I suggest that an Isolation Transformer is of immense value safety wise if you can get one second hand - new ones are just too expensive and often very low current rated. They are often found second hand (called a Safety Pak or something similar) as they were a requirement for some building sites etc for power tools before they were made double insulated. Do get it tested to make sure it works and that someone hasn't connected the earth pin on the output negating its safety though - also commonly found!!

Also note that only one item can be safely connected at any time regardless of the current rating.

Commonly given advise when working on live equipment, is to always work with one hand in your pocket or behind your back to prevent shock current from passing through your body. However I know this is impractical, but avoid having to hold the chassis with one hand while poking around inside with the other. Ensure the chassis is supported steadily as this reduces the need to steady it with your other hand while working on it.

Christopher Capener added:

I also go one stage further when fiddling around with sets and that is to put the plug in my pocket. This prevents the set from being accidently plugged in by me or anyone else and giving me a nasty suprise.

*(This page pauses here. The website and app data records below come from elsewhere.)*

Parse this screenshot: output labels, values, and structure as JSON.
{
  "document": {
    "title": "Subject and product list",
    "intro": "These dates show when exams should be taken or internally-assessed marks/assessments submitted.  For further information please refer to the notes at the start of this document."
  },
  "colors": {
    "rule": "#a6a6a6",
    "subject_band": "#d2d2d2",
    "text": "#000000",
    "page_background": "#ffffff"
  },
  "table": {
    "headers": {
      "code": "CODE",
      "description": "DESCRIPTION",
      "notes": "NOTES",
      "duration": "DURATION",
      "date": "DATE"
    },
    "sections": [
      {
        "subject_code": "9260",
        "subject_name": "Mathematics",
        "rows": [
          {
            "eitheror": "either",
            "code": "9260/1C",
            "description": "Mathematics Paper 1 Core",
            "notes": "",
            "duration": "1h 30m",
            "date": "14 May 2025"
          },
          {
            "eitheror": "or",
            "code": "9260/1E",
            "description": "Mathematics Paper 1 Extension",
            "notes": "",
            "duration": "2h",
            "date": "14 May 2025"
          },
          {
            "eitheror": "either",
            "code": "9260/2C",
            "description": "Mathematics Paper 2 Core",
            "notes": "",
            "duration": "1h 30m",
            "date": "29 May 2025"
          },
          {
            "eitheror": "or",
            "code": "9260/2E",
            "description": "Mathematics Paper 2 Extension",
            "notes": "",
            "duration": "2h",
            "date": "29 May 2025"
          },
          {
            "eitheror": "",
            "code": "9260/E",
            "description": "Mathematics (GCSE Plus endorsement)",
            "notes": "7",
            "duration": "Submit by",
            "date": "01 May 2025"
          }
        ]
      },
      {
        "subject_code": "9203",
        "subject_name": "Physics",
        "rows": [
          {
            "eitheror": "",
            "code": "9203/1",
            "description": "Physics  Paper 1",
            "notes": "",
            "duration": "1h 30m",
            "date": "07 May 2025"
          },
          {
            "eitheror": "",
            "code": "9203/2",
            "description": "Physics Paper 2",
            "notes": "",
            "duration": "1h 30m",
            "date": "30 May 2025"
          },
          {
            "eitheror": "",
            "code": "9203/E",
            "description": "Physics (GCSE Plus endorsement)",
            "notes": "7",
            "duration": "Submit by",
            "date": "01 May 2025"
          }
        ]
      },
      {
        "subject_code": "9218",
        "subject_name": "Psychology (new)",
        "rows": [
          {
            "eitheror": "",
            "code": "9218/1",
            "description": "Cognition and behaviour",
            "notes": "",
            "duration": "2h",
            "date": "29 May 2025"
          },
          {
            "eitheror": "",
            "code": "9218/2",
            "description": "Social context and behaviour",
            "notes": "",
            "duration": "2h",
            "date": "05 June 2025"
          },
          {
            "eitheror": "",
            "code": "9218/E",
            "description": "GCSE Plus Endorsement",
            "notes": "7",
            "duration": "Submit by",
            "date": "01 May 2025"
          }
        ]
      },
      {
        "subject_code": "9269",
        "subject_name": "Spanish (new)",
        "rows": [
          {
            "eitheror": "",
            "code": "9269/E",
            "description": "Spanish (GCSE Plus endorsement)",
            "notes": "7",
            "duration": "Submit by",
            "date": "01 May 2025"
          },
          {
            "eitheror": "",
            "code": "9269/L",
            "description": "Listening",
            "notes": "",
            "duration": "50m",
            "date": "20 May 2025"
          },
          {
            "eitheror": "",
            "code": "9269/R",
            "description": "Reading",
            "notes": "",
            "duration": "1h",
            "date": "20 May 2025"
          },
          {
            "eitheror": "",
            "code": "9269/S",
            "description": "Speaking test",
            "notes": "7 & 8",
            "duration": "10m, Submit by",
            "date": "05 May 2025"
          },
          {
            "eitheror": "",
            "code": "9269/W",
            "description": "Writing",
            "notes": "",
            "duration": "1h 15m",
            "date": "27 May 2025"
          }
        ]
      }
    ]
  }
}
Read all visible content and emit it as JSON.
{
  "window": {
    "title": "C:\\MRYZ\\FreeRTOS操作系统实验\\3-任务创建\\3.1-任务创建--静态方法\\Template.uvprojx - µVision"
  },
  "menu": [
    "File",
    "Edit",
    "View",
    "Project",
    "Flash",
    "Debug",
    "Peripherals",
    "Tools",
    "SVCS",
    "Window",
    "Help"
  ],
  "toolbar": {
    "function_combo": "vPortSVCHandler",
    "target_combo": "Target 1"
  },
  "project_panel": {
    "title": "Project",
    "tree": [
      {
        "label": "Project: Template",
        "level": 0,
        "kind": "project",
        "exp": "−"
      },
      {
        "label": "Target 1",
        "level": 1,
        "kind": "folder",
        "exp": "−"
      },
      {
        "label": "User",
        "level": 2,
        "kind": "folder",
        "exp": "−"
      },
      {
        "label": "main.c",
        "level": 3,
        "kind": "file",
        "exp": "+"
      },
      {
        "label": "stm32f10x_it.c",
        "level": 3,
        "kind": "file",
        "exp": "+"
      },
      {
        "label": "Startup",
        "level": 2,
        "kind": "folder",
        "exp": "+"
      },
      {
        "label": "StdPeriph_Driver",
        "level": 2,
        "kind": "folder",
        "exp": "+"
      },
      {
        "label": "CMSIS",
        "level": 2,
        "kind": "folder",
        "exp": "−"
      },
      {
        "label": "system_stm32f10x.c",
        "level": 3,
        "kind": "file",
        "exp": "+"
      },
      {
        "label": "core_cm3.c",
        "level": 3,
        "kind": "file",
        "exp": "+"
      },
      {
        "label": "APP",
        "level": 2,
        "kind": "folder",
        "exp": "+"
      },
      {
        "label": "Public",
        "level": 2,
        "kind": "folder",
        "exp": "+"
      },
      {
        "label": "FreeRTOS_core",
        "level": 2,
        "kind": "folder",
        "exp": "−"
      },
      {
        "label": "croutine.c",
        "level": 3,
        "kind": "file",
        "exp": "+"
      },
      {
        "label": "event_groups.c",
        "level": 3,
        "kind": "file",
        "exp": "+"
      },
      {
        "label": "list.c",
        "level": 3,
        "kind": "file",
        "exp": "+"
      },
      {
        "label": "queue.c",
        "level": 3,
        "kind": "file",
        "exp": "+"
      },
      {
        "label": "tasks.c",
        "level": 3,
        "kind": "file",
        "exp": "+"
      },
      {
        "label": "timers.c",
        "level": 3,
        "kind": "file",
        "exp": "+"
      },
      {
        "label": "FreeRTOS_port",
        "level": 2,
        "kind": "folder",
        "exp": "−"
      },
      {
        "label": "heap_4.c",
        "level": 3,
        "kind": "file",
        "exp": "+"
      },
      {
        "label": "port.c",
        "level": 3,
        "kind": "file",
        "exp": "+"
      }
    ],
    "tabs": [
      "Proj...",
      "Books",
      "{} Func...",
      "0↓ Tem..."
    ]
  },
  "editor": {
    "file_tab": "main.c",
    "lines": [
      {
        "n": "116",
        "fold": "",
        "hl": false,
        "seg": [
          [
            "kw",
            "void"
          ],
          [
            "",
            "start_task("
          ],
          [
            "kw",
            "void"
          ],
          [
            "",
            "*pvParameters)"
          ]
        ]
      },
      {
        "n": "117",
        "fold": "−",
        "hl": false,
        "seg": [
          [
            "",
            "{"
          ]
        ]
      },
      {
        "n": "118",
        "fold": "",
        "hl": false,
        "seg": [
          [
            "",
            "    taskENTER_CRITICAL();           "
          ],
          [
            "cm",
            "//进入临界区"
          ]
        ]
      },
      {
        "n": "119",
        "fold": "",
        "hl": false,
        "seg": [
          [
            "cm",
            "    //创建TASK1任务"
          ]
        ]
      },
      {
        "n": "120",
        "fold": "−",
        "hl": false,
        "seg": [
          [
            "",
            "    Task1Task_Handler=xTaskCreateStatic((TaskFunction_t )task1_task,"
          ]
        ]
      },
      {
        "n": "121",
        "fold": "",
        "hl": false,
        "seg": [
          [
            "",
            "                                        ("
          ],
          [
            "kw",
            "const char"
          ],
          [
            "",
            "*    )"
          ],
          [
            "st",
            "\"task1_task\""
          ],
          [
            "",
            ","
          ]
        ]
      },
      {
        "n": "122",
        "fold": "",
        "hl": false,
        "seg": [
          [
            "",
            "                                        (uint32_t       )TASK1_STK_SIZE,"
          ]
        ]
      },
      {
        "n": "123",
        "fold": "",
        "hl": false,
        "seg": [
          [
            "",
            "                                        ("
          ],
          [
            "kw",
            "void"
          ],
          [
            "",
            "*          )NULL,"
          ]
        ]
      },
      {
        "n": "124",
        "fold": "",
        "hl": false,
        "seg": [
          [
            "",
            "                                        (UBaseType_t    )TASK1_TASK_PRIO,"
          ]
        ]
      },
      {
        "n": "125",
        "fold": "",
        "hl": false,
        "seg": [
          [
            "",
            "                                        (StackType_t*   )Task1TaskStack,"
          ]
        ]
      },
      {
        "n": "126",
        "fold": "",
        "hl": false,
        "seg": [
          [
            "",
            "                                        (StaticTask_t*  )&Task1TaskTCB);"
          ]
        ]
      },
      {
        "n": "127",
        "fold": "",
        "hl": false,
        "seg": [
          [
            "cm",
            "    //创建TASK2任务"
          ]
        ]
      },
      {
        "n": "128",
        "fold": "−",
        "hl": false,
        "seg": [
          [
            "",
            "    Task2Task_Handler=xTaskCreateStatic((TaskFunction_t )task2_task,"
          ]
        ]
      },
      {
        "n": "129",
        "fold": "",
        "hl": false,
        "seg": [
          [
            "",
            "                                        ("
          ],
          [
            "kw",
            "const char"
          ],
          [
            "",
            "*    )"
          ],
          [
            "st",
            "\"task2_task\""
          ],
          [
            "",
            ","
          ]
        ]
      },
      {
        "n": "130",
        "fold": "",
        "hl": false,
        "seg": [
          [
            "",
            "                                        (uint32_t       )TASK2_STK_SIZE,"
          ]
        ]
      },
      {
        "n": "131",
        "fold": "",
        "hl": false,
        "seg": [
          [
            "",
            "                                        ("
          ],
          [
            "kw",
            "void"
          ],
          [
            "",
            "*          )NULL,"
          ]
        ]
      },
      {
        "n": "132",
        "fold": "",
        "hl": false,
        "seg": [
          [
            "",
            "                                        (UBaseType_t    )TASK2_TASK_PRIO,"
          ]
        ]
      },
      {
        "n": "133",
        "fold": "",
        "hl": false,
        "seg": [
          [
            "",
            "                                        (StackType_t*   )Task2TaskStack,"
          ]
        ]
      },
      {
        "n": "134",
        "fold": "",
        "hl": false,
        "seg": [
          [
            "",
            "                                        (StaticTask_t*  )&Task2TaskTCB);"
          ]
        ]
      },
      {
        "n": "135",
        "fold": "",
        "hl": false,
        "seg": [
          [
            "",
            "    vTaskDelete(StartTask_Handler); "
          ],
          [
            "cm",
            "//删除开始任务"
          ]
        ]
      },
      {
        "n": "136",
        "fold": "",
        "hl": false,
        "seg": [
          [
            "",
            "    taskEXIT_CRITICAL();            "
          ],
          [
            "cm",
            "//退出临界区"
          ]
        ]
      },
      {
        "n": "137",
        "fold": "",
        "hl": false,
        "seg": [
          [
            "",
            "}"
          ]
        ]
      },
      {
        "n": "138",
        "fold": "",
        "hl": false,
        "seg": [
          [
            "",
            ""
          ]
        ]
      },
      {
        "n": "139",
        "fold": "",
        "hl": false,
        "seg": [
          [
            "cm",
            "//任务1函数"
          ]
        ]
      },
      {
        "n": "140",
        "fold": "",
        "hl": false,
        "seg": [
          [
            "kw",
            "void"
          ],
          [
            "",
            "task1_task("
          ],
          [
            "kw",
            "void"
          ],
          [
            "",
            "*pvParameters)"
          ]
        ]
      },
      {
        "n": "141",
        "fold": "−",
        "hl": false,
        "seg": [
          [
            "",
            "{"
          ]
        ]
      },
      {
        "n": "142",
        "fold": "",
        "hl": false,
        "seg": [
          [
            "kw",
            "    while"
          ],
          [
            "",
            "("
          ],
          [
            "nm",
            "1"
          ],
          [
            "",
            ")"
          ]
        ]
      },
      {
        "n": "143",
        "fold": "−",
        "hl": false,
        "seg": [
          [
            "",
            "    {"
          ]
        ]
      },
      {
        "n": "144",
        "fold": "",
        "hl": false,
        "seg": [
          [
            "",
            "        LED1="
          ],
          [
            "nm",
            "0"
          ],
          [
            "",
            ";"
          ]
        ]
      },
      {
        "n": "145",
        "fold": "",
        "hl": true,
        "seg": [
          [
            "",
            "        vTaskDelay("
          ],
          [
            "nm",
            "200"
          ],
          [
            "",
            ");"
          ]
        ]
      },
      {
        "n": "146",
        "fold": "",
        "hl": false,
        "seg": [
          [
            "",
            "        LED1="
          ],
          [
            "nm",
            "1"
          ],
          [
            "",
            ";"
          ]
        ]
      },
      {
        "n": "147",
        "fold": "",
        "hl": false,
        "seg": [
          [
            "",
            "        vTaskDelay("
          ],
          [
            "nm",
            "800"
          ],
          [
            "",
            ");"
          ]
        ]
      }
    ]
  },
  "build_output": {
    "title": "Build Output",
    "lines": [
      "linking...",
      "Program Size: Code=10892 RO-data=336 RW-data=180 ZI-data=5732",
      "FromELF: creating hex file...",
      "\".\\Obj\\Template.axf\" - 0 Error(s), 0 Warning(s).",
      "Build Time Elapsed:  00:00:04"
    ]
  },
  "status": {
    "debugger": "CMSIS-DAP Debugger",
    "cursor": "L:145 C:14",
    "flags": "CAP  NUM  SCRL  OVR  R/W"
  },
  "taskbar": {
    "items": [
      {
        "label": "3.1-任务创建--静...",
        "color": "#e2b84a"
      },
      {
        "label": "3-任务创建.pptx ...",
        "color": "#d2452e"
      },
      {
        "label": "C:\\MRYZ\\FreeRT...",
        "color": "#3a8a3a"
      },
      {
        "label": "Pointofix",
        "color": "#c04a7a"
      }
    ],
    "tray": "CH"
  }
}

Switch off the supply and allow the capacitors to discharge before connecting or disconnecting anything, and before handling the chassis. Never work alone. Always ensure someone is available who knows how to administer the relevant first aid, and have him or her check regularly that all is well. Please take care.

It must be remembered that many sets were of the live chassis type, where the chassis is connected to one side of the mains. Before operating these, ensure that the chassis is connected to the neutral side of the mains, as this is generally within a few volts of earth potential. Some sets have a single pole mains switch, and this does not always break the live mains lead - rewire it if necessary! Take care when handling or moving sets still connected to the mains supply, whether switched on at the set or not. To be safe, withdraw the mains plug first.

If possible, work on a flat stable surface with a piece of rubber mat between the table and the chassis. A car mat is ideal, and will provide some protection to the surface and you.

Another danger is the high temperatures of the valves and high power resistors. Rectifier and output valves in particular can become hot enough to cause nasty burns.

This website, including all text and images not otherwise credited, is copyright © 1997 - 2006 Paul Stenning.
No part of this website may be reproduced in any form without prior written permission from Paul Stenning.
All details are believed to be accurate, but no liability can be accepted for any errors.
The types of equipment discussed on this website may contain high voltages and/or operate at high temperatures.
Appropriate precautions must always be taken to minimise the risk of accidents.

Last updated 14th April 2006.